Calla later camps in a shack with other runaway women. Three pregnant, blue-ticket like her; another, on the other hand, is a white-ticket who aborted illegally, also the victim of a system that deprives women of the freedom of choice. An essential figure to understand that the fate of both is actually the same: the denial of the right to choose. Not a word more about the plot, which does not deserve spoilers and simplifications. But never in this novel are women truly sympathetic to each other. Each is a beast in search of the deep roots of a denied bestiality and physicality, in a frenzied exploration of the mystery of one’s own fertility, either prohibited or imposed: all are alone, solidarity is fleeting, transitory, linked to survival.
“I was a warm-blooded female animal. I was a doll with another doll inside of me. I was the chicken I opened up one day only to discover that the stomach had been left in by mistake, a pearlescent bag still full of grain from its final meal.”

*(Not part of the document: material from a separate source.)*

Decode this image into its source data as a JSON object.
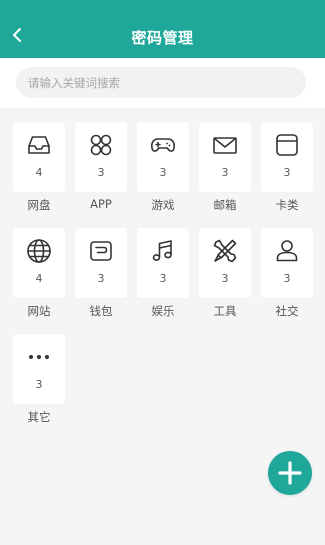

Calla in fact, once expelled as a criminal, begins an erratic journey, hiding because she knows she can be captured. She sleeps now in hotels, now in the streets, now in the woods, has occasional relationships with men, often violent or humiliating, experiences the difficulty of foraging for food, washing herself, hiding her own identity. Her physical transformation is not only due to pregnancy, but also to being on the run which makes her dirty and barefoot, breaking or losing her shoes and transforming her feet into leathery tools of escape; which makes her dependant on alcohol; which leads her to see everything as blue as the note in the locket around her neck. Also in the description of the degradation, Mackintosh touches points of extraordinary, paradoxical realism: the wandering of Calla could be that of any homeless person in our cities. Her search for the border to a better country could be that of any refugee and any migrant. The frontier to be crossed coincides with the discovery of the will, of the destructive but unavoidable power of choice (whether or not to want children), which cannot be delegated to a state lottery and opens a divide between before and after. Thus, through the search for an elsewhere, for a right to mobility not conditioned by the exhibition of white or blue documents, by customs, by besiegement or pursuits by doctors and emissaries, in the imagination of the reader, this journey towards freedom powerfully connects internal colonialism (on the part that has always been subordinate in humankind: women) and external colonialism (on the weakest and most rejected peoples on the margins of history).
The novel denounces any despotism, which often manages to cunningly take on the role of kindness, irreproachable professional reliability, most aseptic diplomacy or free and incandescent love.
Translated by Daniela Travaglini